Copy all entries without alteration and skip the pictures they hold.

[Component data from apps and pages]
• • • •

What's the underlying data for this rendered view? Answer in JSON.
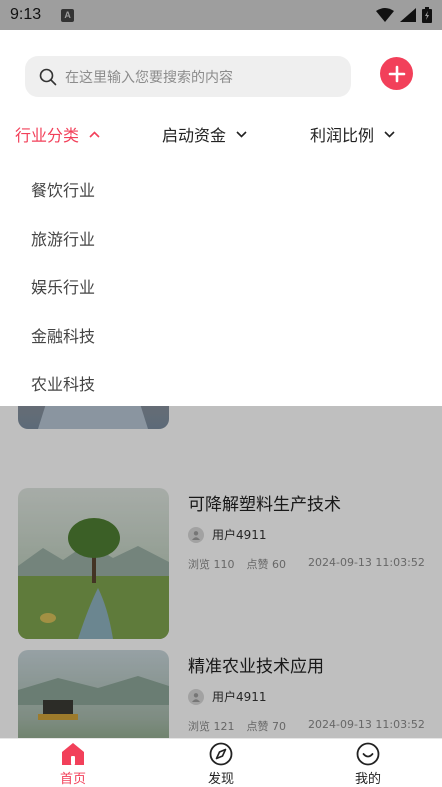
{
  "status_bar": {
    "time": "9:13",
    "sim_label": "A"
  },
  "search": {
    "placeholder": "在这里输入您要搜索的内容"
  },
  "filters": [
    {
      "label": "行业分类",
      "active": true
    },
    {
      "label": "启动资金",
      "active": false
    },
    {
      "label": "利润比例",
      "active": false
    }
  ],
  "dropdown": {
    "items": [
      "餐饮行业",
      "旅游行业",
      "娱乐行业",
      "金融科技",
      "农业科技"
    ]
  },
  "posts": [
    {
      "title": "可降解塑料生产技术",
      "author": "用户4911",
      "views_label": "浏览 110",
      "likes_label": "点赞 60",
      "date": "2024-09-13 11:03:52"
    },
    {
      "title": "精准农业技术应用",
      "author": "用户4911",
      "views_label": "浏览 121",
      "likes_label": "点赞 70",
      "date": "2024-09-13 11:03:52"
    }
  ],
  "tabs": [
    {
      "label": "首页",
      "icon": "home-icon",
      "active": true
    },
    {
      "label": "发现",
      "icon": "compass-icon",
      "active": false
    },
    {
      "label": "我的",
      "icon": "smile-icon",
      "active": false
    }
  ],
  "colors": {
    "accent": "#f2405a",
    "status_bar": "#9e9e9e",
    "search_bg": "#efefef"
  }
}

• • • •

[SOLUTION]
What's the underlying data for this rendered view? Answer in JSON.
{
  "status_bar": {
    "time": "9:13",
    "sim_label": "A"
  },
  "search": {
    "placeholder": "在这里输入您要搜索的内容"
  },
  "filters": [
    {
      "label": "行业分类",
      "active": true
    },
    {
      "label": "启动资金",
      "active": false
    },
    {
      "label": "利润比例",
      "active": false
    }
  ],
  "dropdown": {
    "items": [
      "餐饮行业",
      "旅游行业",
      "娱乐行业",
      "金融科技",
      "农业科技"
    ]
  },
  "posts": [
    {
      "title": "可降解塑料生产技术",
      "author": "用户4911",
      "views_label": "浏览 110",
      "likes_label": "点赞 60",
      "date": "2024-09-13 11:03:52"
    },
    {
      "title": "精准农业技术应用",
      "author": "用户4911",
      "views_label": "浏览 121",
      "likes_label": "点赞 70",
      "date": "2024-09-13 11:03:52"
    }
  ],
  "tabs": [
    {
      "label": "首页",
      "icon": "home-icon",
      "active": true
    },
    {
      "label": "发现",
      "icon": "compass-icon",
      "active": false
    },
    {
      "label": "我的",
      "icon": "smile-icon",
      "active": false
    }
  ],
  "colors": {
    "accent": "#f2405a",
    "status_bar": "#9e9e9e",
    "search_bg": "#efefef"
  }
}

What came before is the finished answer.